Chad Christopher Stark, 54, is charged with posting the message on Craigslist last January.

FBI agents arrested a Texas man Friday on charges that he posted an Internet message threatening the life of Georgia state election officials.

Chad Christopher Stark, 54, of the Austin suburb of Leander, was charged with communicating an interstate threat in a message posted on Craigslist a year ago.

Posted with the subject line "Georgia Patriots it's time to kill" a state election official, whose name was not mentioned in court documents, the message said, "It's time to invoke our Second Amendment right it's time to put a bullet in the treasonous Chinese [official's name]. Then we work our way down to [another official] the local and federal corrupt judges," according to court documents.

The post also mentioned a third official and said "we need to pay a visit" to her "and her family as well and put a bullet ... behind the ears."

The charge was filed by the Justice Department's Election Threats Task Force, launched last June with the mission of addressing threats of violence against election workers.

"There is no First Amendment right to unlawfully threaten to harm or kill someone," said Attorney General Merrick Garland in a speech Friday to the U.S. Conference of Mayors. "The Justice Department will continue to do all it can to hold accountable those who target public servants with violence."

John Keller, a lawyer in the Justice Department's public integrity section, said threats against election officials have traditionally been considered a matter for local officials, but that view has changed because of the surge in threats following the 2020 presidential election.
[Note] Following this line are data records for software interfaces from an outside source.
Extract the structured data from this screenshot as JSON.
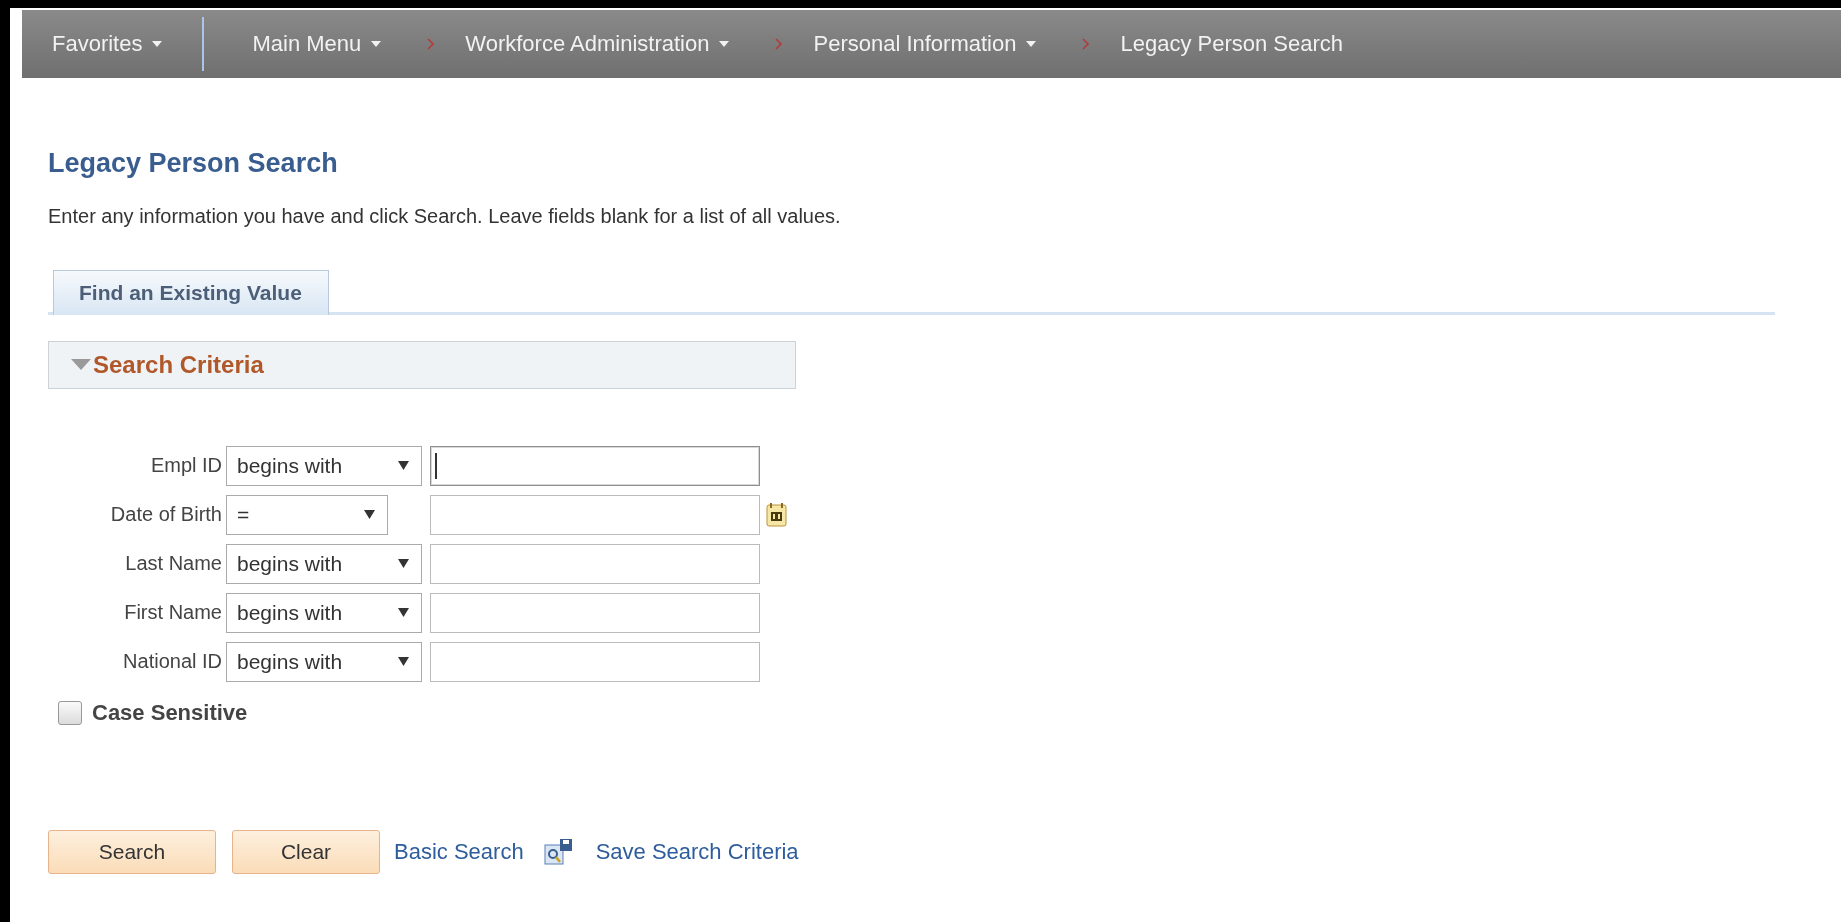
{
  "nav": [
    {
      "kind": "menu",
      "label": "Favorites",
      "dropdown": true
    },
    {
      "kind": "divider"
    },
    {
      "kind": "menu",
      "label": "Main Menu",
      "dropdown": true
    },
    {
      "kind": "chevron"
    },
    {
      "kind": "menu",
      "label": "Workforce Administration",
      "dropdown": true
    },
    {
      "kind": "chevron"
    },
    {
      "kind": "menu",
      "label": "Personal Information",
      "dropdown": true
    },
    {
      "kind": "chevron"
    },
    {
      "kind": "menu",
      "label": "Legacy Person Search",
      "dropdown": false
    }
  ],
  "title": "Legacy Person Search",
  "instructions": "Enter any information you have and click Search. Leave fields blank for a list of all values.",
  "tabs": [
    {
      "label": "Find an Existing Value",
      "selected": true
    }
  ],
  "section": {
    "title": "Search Criteria",
    "expanded": true
  },
  "fields": [
    {
      "label": "Empl ID",
      "kind": "text",
      "operator": "begins with",
      "focused": true
    },
    {
      "label": "Date of Birth",
      "kind": "date",
      "operator": "=",
      "focused": false
    },
    {
      "label": "Last Name",
      "kind": "text",
      "operator": "begins with",
      "focused": false
    },
    {
      "label": "First Name",
      "kind": "text",
      "operator": "begins with",
      "focused": false
    },
    {
      "label": "National ID",
      "kind": "text",
      "operator": "begins with",
      "focused": false
    }
  ],
  "case_sensitive": {
    "label": "Case Sensitive",
    "checked": false
  },
  "buttons": [
    {
      "label": "Search"
    },
    {
      "label": "Clear"
    }
  ],
  "links": [
    {
      "label": "Basic Search"
    },
    {
      "label": "Save Search Criteria"
    }
  ]
}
Before the task force was formed, federal prosecutors charged a New Hampshire woman, Katelyn Jones, with sending threatening messages to a state election official in Michigan. The texts included graphic threats to the official's daughter.

A trial for Jones is scheduled to begin in March. She, too, is charged with sending an interstate threat, which carries a maximum sentence of five years in prison.